[[ Excerpted records open ]]

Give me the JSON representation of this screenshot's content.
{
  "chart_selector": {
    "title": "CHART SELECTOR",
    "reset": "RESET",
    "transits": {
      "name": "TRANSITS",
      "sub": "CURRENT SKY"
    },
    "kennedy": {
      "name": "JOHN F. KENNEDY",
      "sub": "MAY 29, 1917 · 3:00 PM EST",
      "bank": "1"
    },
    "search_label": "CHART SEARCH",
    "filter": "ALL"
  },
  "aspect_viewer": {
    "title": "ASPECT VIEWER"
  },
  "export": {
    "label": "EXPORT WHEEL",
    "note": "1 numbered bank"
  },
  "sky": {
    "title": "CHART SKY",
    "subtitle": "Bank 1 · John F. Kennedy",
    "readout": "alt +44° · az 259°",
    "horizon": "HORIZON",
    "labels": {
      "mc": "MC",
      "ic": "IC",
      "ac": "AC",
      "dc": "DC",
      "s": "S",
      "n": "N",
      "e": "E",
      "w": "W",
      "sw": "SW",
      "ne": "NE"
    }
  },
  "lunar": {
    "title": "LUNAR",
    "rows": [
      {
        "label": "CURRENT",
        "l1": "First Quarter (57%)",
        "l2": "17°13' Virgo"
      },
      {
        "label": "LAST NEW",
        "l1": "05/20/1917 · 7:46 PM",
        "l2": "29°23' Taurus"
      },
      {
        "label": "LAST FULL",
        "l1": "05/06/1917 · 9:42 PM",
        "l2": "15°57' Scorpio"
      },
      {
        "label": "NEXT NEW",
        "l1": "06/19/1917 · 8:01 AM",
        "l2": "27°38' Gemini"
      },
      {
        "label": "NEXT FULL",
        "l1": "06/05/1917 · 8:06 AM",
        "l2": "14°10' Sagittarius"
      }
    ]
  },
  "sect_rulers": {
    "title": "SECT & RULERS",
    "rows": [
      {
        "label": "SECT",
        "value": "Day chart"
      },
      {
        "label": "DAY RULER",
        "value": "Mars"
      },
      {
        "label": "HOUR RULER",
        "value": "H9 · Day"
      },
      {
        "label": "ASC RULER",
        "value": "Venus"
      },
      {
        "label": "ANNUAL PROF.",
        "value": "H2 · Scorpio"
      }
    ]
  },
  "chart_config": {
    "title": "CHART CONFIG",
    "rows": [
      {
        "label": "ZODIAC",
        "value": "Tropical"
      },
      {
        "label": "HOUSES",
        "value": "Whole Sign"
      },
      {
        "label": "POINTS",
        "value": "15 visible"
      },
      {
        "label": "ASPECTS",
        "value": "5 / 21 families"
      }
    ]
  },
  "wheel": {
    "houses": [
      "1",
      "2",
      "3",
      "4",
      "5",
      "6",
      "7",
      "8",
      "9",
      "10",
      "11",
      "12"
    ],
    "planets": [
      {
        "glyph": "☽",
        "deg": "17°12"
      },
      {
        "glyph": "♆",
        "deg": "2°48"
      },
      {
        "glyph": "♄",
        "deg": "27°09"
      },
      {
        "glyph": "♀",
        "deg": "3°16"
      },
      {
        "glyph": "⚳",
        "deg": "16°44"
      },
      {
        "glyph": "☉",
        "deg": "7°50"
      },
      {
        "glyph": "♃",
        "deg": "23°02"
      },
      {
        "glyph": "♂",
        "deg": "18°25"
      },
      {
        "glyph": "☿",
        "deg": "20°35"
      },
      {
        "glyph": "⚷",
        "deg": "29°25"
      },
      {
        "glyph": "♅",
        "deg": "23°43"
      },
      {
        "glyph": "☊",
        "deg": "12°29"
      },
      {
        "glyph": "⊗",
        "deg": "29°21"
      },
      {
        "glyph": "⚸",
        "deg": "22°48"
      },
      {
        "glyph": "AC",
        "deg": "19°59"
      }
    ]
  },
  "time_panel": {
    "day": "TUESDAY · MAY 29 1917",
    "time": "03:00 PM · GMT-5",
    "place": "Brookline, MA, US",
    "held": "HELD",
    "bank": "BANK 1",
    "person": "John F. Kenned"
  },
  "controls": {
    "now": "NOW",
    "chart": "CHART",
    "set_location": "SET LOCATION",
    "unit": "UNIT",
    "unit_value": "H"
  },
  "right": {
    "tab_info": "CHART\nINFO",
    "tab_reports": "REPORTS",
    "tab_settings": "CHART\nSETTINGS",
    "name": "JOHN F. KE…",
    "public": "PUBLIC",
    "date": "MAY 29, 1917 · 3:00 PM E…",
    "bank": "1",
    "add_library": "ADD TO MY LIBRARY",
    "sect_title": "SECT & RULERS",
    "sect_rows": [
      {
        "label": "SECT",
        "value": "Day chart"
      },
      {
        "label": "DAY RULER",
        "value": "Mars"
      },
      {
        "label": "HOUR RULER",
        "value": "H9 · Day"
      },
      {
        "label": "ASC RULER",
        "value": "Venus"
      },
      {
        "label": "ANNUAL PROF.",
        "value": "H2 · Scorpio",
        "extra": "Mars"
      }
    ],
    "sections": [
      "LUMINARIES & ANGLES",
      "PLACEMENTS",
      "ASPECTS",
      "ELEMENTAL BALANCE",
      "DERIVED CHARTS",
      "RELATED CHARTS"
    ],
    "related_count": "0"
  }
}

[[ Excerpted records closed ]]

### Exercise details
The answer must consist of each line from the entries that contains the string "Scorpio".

### Worked solution
        "l2": "15°57' Scorpio"
        "value": "H2 · Scorpio"
        "value": "H2 · Scorpio",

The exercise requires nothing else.